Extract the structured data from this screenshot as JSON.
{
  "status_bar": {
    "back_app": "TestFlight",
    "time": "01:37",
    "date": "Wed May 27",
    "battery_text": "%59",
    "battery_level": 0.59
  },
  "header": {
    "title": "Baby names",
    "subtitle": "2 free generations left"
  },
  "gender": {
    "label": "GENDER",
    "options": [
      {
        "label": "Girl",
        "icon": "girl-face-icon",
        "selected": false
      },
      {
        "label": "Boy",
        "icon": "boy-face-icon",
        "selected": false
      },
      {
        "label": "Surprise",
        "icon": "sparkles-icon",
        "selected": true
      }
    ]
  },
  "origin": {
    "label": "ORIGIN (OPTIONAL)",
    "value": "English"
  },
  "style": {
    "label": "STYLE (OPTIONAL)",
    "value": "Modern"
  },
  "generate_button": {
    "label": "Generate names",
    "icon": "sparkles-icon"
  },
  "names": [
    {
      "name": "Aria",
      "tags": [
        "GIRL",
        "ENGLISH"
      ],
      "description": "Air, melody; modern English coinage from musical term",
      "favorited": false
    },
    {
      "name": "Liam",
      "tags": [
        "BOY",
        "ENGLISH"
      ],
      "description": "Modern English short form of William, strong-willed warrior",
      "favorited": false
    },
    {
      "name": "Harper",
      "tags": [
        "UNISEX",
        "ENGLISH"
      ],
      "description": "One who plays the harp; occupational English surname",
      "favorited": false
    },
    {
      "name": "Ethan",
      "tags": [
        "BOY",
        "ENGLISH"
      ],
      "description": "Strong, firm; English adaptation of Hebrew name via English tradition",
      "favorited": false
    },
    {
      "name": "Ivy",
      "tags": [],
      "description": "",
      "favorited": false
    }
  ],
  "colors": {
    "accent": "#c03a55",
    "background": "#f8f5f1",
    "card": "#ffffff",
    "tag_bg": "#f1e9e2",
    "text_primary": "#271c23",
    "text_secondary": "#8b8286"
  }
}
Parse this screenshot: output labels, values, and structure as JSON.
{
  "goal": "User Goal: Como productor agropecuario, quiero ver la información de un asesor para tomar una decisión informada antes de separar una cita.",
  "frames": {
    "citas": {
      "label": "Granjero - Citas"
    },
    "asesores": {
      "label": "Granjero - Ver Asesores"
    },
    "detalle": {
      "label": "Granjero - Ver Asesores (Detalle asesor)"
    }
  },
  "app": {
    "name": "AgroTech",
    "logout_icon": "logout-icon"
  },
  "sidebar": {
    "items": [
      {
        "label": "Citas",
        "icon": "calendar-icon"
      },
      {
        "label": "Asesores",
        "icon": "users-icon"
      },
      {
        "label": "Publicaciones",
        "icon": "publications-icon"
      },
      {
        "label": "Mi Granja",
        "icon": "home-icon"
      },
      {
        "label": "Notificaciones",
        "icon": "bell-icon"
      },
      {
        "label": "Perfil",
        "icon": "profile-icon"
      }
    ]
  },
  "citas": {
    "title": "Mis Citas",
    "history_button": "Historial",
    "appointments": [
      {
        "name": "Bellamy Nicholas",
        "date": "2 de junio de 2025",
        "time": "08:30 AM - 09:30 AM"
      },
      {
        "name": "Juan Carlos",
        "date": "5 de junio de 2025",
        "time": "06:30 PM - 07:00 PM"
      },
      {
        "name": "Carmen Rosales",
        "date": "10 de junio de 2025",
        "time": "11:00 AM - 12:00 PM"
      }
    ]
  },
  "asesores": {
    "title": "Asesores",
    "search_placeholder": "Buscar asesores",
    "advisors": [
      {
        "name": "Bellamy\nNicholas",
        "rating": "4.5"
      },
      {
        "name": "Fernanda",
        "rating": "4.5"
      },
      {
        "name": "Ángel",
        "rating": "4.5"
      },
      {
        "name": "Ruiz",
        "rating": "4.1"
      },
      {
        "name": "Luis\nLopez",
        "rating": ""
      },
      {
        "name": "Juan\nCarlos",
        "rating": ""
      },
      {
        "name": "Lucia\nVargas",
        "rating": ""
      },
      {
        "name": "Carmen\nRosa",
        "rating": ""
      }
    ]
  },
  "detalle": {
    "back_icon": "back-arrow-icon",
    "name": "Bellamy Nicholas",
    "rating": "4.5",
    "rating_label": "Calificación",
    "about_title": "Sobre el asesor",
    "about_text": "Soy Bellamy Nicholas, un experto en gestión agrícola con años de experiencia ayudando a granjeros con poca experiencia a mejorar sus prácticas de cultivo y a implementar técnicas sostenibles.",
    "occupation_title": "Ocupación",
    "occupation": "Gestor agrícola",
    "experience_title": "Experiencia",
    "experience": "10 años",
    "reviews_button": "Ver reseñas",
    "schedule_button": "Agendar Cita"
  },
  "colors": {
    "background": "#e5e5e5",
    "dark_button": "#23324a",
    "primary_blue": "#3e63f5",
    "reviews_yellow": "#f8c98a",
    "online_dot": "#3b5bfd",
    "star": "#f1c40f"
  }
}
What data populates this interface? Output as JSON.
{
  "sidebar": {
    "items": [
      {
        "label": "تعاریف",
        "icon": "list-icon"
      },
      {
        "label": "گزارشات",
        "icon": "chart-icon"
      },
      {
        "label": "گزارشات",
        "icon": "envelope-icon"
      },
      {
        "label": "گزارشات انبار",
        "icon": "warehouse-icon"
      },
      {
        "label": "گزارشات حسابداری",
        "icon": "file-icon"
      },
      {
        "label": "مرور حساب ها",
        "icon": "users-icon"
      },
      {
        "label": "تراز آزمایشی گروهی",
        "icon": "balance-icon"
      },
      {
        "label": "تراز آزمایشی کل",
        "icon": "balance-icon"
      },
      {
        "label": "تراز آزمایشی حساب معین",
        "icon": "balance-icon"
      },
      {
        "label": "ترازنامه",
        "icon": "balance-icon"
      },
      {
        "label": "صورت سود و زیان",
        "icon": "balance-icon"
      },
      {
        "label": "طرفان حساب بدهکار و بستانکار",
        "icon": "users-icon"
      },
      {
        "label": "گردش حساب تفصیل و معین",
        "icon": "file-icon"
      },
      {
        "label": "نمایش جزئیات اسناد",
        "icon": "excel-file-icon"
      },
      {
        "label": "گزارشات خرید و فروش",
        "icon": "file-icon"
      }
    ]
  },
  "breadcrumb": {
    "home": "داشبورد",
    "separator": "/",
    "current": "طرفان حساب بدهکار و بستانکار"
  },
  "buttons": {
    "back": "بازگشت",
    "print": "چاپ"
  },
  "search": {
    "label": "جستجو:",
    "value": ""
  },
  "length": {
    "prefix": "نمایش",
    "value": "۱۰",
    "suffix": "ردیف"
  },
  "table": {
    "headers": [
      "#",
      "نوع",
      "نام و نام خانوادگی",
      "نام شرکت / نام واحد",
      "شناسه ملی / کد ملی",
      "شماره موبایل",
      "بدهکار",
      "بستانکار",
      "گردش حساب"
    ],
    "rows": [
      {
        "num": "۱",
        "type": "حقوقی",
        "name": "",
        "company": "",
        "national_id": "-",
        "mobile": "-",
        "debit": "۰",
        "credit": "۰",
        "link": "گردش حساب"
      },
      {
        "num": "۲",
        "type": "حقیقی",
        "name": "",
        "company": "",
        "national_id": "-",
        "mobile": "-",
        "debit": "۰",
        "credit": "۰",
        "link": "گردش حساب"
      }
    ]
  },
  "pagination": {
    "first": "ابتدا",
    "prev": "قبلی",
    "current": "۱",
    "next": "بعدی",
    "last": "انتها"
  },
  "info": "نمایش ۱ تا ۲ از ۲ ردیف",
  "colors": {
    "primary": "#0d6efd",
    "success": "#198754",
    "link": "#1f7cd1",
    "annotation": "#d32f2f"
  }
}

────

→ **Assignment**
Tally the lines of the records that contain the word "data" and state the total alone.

→ **Answer for the task**
2